Page and application data records:

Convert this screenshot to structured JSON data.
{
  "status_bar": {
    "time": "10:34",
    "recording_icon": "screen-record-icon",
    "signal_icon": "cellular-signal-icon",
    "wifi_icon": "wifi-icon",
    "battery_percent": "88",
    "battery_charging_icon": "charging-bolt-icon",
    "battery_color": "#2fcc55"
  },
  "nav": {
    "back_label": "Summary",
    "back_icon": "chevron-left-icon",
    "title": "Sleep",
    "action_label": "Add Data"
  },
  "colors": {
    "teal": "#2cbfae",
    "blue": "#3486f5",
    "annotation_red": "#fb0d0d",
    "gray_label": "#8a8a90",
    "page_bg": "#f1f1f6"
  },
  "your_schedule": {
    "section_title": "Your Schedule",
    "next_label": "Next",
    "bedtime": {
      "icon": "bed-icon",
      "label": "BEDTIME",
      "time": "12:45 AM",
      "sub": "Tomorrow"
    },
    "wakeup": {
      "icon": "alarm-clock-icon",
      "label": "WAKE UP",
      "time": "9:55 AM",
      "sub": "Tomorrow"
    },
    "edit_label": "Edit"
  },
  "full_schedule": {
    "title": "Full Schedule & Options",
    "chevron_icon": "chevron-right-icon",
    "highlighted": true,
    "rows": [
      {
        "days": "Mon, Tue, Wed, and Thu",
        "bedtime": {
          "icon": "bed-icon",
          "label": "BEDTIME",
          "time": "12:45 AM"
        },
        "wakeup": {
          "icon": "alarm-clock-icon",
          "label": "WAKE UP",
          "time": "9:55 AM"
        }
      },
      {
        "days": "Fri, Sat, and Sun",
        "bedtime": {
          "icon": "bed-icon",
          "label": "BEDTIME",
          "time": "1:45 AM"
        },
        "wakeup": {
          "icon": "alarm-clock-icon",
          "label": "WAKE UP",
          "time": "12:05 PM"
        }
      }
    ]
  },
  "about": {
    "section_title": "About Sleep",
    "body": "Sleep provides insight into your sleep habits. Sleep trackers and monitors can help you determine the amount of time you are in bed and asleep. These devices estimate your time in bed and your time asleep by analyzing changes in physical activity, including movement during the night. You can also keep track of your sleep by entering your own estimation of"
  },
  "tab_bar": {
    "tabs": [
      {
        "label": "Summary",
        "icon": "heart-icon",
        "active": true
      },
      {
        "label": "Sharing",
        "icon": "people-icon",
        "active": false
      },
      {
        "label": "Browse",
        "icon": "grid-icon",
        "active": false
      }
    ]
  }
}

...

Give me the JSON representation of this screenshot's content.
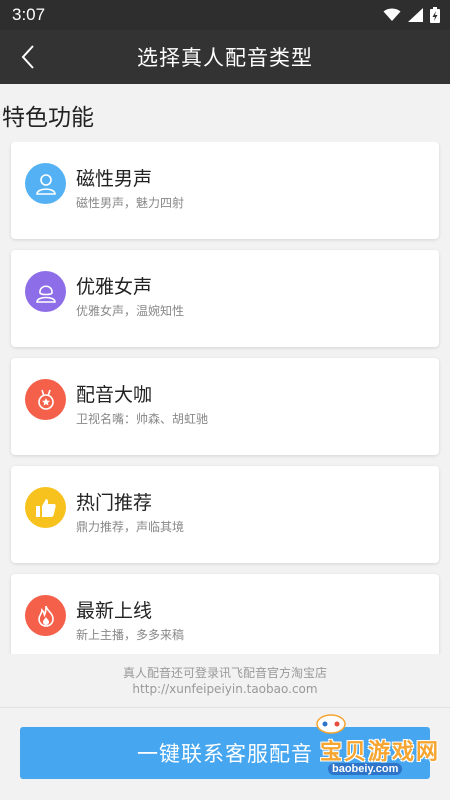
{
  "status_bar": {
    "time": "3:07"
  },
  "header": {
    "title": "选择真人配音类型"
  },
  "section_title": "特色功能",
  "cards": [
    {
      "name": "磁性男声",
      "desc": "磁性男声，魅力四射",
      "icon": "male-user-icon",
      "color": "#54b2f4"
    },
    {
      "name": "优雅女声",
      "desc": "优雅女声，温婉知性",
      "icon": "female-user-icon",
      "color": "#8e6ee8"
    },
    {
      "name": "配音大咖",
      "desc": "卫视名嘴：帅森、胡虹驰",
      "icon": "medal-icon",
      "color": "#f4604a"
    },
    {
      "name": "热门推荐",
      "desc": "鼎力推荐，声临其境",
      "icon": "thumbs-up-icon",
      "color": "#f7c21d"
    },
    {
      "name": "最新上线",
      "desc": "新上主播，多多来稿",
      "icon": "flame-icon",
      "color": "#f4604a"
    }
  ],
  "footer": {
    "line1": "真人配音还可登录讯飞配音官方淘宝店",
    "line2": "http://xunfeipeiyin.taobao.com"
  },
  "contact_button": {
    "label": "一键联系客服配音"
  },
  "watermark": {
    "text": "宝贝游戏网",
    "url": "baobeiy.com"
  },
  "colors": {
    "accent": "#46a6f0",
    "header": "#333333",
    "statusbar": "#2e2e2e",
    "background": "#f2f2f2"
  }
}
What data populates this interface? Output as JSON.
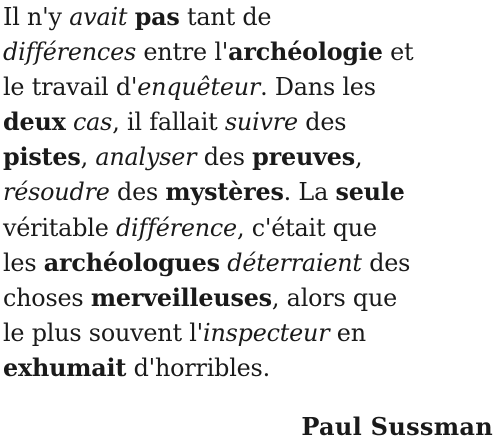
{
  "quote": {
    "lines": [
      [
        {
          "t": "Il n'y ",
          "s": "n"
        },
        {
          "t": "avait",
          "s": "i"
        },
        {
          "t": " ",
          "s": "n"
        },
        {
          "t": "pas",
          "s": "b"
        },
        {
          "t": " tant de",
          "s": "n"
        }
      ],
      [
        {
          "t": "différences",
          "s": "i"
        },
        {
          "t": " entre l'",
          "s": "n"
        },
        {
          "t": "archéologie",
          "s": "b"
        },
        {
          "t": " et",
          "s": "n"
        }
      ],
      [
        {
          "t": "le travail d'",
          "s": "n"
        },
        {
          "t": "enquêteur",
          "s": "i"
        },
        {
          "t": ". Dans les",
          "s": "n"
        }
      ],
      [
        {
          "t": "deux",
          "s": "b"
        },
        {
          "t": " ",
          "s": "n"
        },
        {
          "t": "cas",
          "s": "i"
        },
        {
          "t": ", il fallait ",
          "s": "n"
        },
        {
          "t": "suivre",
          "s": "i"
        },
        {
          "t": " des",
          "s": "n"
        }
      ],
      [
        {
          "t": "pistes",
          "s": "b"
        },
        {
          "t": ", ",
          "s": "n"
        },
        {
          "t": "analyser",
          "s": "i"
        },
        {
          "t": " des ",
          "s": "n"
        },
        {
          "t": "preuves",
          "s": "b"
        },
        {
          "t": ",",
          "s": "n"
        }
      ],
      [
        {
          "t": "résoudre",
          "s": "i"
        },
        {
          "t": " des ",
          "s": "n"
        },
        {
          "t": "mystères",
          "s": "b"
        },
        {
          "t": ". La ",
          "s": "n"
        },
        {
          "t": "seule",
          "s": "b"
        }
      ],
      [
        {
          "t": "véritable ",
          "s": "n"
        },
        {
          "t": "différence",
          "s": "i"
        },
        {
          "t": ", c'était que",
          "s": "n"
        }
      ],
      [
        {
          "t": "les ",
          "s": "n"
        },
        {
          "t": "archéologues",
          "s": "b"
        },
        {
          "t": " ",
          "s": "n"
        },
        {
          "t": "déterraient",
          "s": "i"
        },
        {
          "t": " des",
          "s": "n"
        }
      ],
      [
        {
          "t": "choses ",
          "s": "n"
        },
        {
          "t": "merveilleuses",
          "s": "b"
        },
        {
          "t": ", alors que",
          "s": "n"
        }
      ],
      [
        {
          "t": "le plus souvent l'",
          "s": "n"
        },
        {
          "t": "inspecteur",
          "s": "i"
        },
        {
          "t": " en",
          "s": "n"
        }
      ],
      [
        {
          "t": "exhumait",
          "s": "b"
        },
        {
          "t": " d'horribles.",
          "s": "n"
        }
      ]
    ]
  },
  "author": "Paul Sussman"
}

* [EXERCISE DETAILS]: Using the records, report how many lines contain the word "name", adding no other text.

* [WORKED SOLUTION]: 5